--- ABOUT THIS EXERCISE ---
Your answer should consist of every line from the records that holds the string "screenshot".

Segment Start: DATASET EXTRACT

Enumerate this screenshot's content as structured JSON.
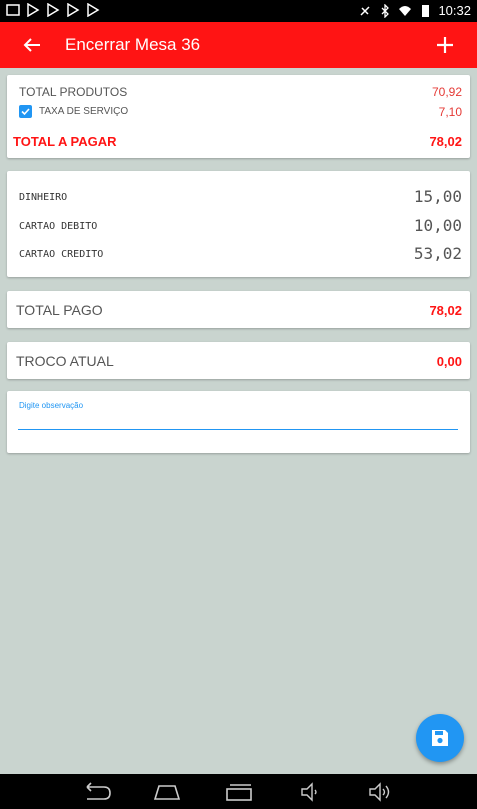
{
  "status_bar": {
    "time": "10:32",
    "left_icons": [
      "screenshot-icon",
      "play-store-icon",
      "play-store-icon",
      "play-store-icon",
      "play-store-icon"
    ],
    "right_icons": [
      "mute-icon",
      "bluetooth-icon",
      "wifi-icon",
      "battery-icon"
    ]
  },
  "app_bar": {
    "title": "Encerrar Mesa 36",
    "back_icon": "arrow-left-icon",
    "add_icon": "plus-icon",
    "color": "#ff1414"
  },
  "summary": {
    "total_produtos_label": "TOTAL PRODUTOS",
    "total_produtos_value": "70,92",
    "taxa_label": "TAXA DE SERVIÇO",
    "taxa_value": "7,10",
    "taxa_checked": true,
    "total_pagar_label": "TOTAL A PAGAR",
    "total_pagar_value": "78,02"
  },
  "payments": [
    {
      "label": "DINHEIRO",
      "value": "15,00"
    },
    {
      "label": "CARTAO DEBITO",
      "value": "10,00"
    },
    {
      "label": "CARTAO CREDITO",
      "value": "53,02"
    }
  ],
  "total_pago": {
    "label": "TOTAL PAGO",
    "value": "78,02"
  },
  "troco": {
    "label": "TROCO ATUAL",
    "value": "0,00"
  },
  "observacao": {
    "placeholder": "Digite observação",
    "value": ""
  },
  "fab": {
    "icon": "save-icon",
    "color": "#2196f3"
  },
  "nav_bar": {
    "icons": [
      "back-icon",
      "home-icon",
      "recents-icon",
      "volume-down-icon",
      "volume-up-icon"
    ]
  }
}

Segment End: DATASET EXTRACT
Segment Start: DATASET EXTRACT

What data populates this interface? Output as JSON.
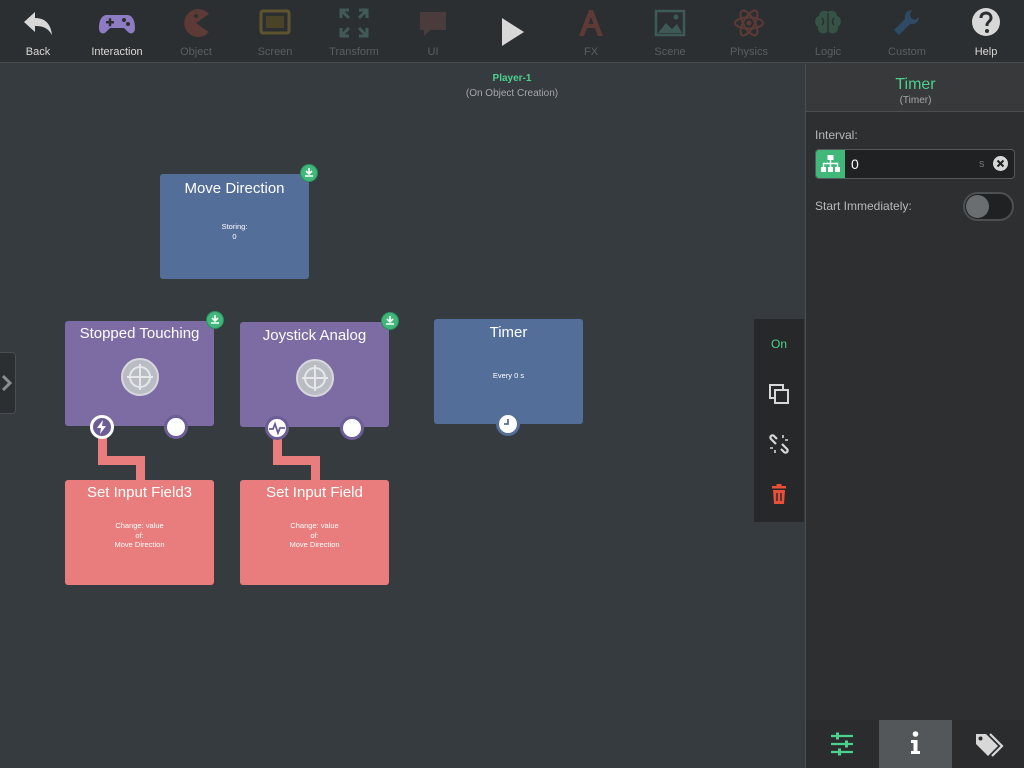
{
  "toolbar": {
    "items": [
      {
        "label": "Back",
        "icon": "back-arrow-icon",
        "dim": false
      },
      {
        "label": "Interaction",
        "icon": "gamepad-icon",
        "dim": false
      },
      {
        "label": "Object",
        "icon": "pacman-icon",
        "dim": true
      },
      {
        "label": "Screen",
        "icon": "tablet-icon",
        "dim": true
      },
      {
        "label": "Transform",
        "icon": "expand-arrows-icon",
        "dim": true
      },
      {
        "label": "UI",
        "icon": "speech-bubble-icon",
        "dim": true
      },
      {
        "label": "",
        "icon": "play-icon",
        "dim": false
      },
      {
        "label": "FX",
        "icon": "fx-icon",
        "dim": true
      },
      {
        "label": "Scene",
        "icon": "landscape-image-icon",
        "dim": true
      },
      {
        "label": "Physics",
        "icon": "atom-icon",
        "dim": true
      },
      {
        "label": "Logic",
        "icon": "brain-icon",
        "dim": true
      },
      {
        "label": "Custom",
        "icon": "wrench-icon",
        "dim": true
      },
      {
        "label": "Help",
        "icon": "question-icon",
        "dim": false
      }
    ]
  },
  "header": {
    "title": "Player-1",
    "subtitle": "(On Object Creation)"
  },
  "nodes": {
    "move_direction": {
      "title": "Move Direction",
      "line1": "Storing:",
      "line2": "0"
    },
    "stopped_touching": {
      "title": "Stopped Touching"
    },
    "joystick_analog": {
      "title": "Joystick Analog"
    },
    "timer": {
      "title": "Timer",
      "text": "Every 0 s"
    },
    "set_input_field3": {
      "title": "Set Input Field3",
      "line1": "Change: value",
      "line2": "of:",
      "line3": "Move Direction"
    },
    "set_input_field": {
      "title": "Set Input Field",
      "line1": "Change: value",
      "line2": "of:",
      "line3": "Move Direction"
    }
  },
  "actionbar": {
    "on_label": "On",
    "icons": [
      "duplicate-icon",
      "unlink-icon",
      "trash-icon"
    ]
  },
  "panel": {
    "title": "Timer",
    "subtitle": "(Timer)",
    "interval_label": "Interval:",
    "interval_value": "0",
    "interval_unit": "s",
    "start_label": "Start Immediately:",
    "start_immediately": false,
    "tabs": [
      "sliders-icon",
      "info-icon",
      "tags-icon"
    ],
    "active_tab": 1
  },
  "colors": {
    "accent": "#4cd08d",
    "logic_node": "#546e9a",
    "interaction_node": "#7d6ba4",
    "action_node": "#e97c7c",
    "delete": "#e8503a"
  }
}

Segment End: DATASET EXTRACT
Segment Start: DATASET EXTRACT

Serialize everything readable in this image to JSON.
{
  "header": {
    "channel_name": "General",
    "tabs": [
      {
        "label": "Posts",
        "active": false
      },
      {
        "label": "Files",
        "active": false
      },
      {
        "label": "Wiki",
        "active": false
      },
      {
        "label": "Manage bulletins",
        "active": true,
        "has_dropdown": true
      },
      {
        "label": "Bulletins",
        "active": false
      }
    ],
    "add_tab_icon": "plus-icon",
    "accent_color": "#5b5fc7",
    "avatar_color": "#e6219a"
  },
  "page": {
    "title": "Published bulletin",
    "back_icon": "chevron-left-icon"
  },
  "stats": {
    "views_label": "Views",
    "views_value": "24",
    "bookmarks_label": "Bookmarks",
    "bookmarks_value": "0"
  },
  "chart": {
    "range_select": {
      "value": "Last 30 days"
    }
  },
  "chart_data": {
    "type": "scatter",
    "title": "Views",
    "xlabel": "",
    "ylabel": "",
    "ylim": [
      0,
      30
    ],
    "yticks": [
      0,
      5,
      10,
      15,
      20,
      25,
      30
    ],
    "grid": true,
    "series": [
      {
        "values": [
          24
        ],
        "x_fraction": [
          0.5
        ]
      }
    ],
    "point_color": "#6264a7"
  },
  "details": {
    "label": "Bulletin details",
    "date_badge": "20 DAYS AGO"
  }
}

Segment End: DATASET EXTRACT

--- RESULT ---
Enumerate this screenshot's content as structured JSON.
      "screenshot-icon",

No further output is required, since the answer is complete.